*What is needed*
The word "Weekly" marks the lines to copy; find all of them in the entries below.
++++ The records
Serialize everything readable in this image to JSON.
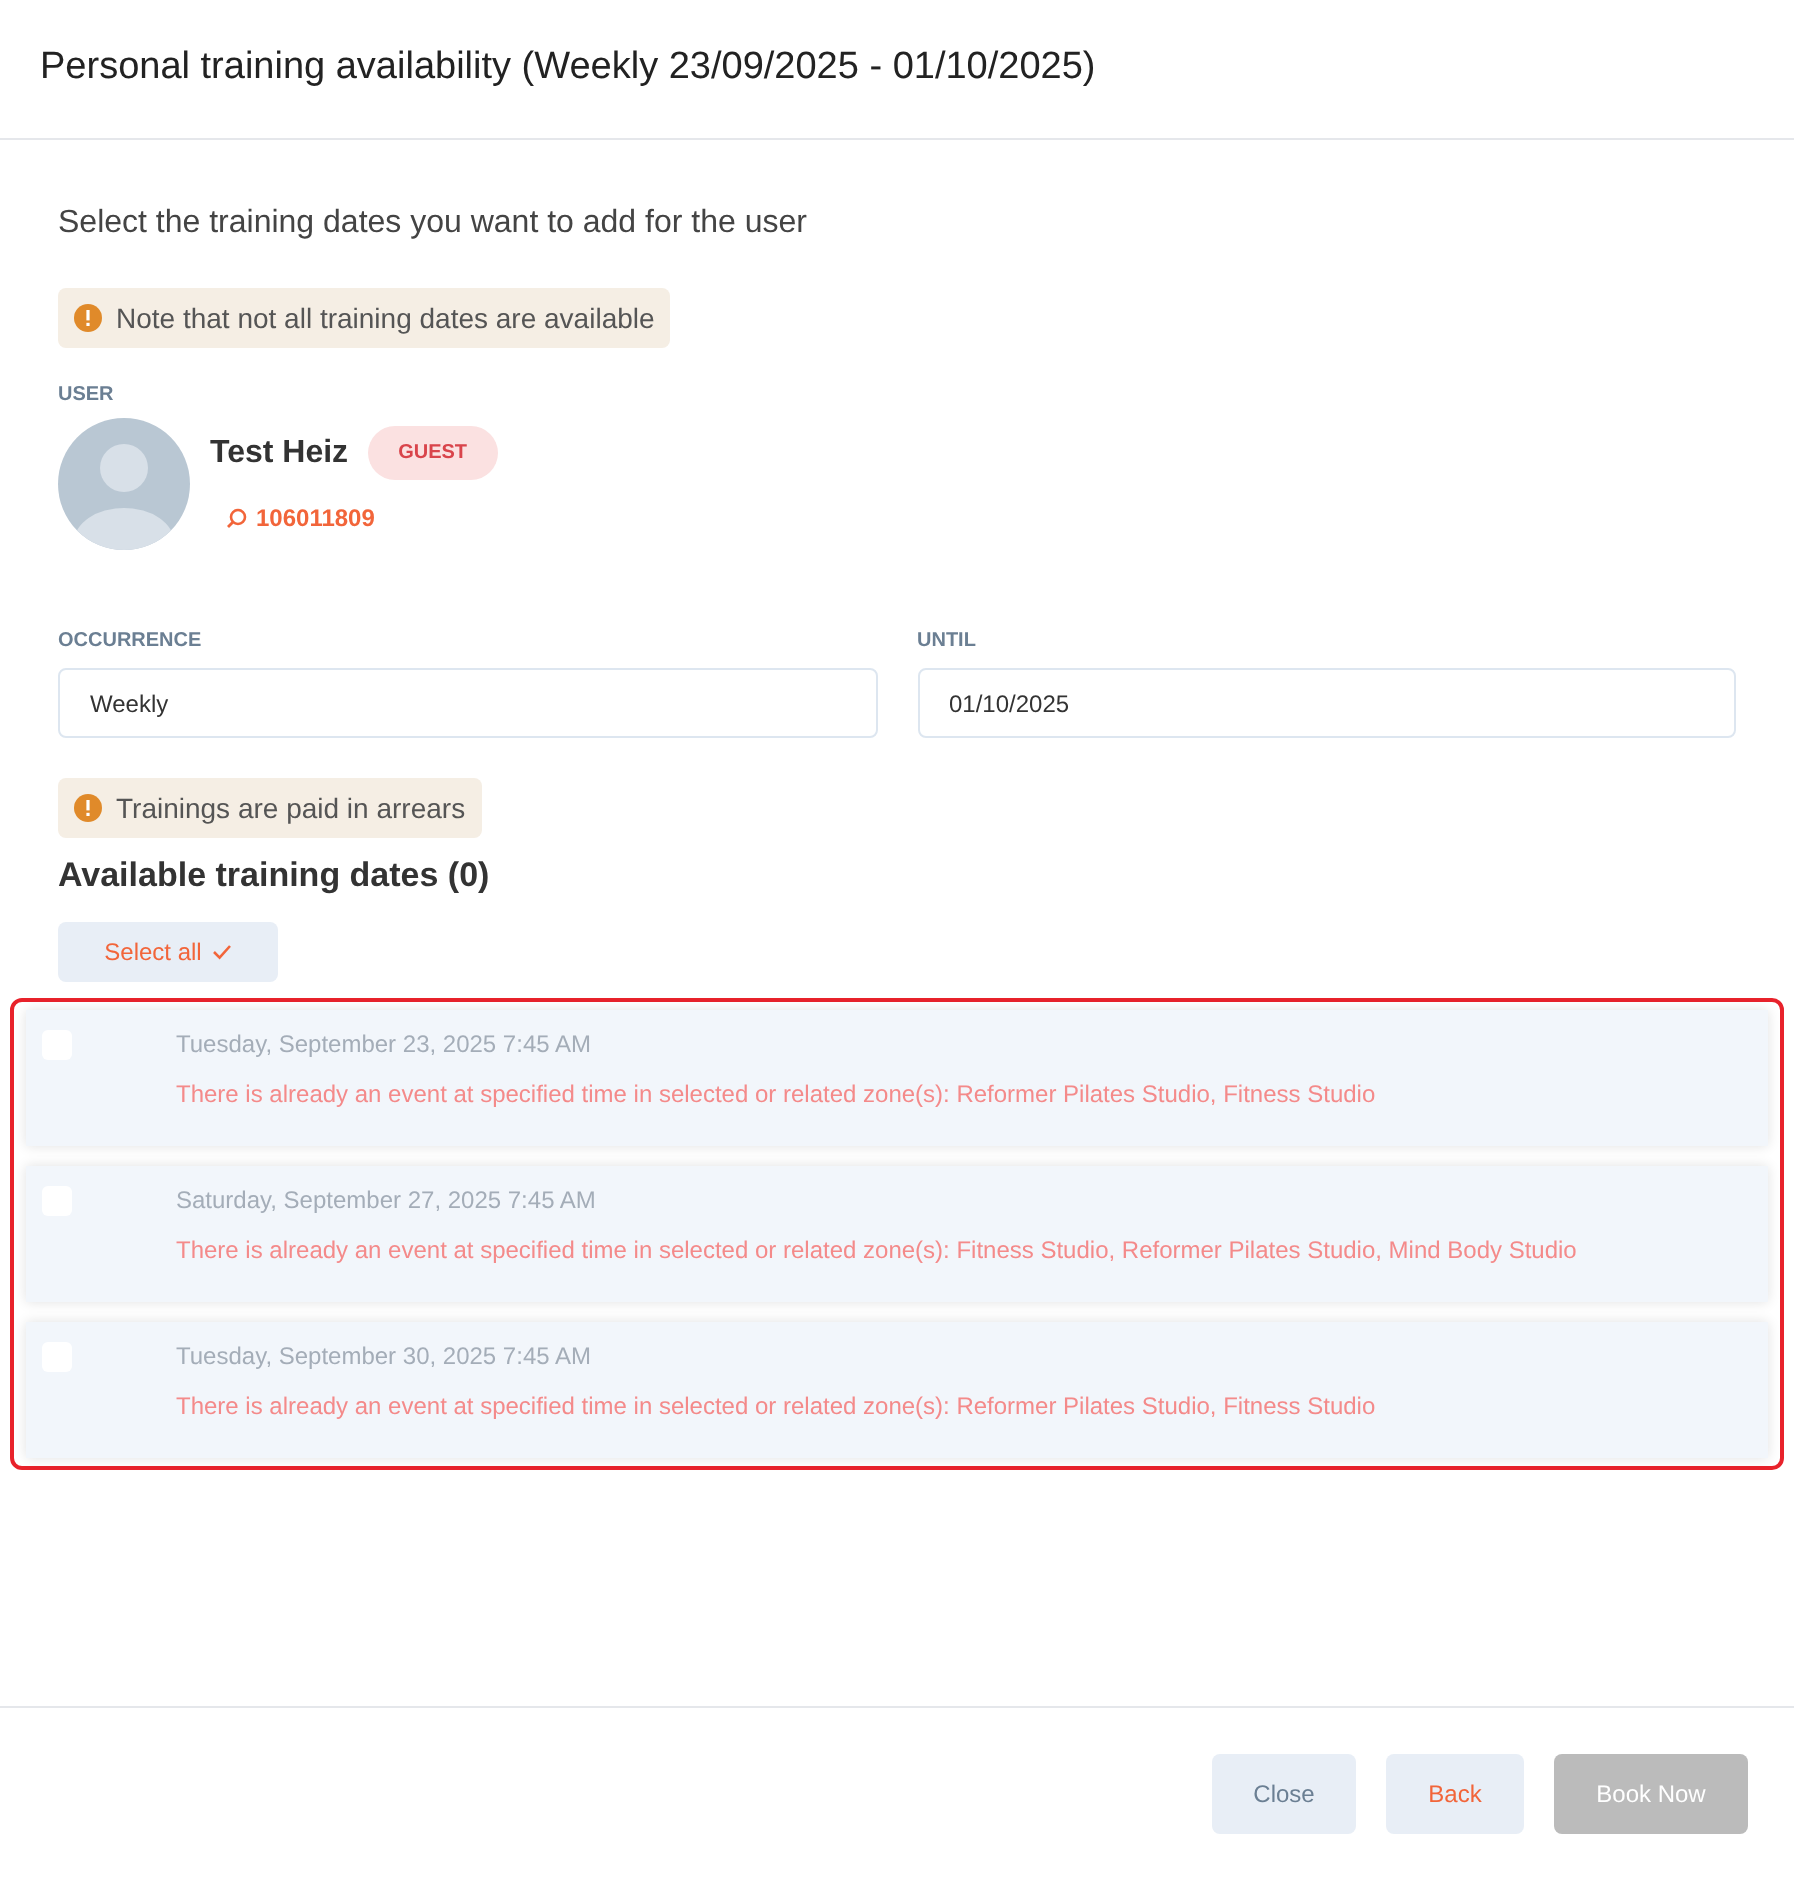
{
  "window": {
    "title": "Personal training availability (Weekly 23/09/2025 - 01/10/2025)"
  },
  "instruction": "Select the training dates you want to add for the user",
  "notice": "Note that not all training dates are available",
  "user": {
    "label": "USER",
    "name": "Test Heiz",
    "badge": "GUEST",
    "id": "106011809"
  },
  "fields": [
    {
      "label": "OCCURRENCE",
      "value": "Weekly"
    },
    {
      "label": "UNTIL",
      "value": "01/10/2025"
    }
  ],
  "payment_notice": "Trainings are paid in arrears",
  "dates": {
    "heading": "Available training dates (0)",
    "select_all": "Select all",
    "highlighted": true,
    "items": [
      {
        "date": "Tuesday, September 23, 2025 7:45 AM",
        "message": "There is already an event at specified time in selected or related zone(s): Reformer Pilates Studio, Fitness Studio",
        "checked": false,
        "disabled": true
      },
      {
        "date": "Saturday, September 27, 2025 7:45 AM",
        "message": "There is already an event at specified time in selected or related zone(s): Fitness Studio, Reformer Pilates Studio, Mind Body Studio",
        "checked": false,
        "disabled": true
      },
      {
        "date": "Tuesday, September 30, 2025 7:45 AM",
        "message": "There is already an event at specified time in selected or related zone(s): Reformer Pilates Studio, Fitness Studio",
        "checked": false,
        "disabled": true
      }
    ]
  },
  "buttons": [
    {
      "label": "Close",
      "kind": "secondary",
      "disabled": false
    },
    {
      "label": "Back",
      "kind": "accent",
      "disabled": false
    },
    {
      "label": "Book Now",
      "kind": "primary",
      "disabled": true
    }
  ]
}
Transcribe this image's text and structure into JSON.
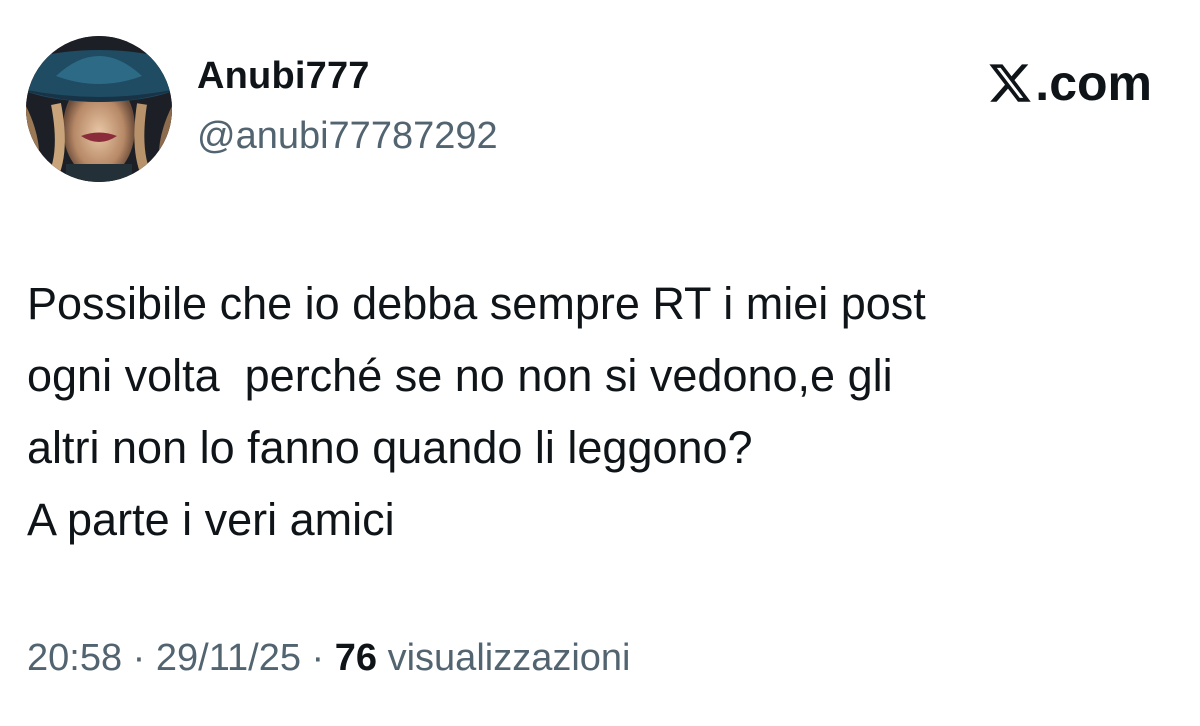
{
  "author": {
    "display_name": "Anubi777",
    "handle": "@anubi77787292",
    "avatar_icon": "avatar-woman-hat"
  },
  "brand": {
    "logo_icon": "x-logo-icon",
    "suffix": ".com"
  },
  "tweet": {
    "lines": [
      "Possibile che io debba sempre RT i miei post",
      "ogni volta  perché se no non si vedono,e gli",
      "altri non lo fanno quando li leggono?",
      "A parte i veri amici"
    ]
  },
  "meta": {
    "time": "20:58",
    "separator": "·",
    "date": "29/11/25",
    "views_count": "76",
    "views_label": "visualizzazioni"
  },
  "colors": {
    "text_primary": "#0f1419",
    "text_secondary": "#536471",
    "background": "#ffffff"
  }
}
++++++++
*Result of this task*
    "title": "Personal training availability (Weekly 23/09/2025 - 01/10/2025)"
      "value": "Weekly"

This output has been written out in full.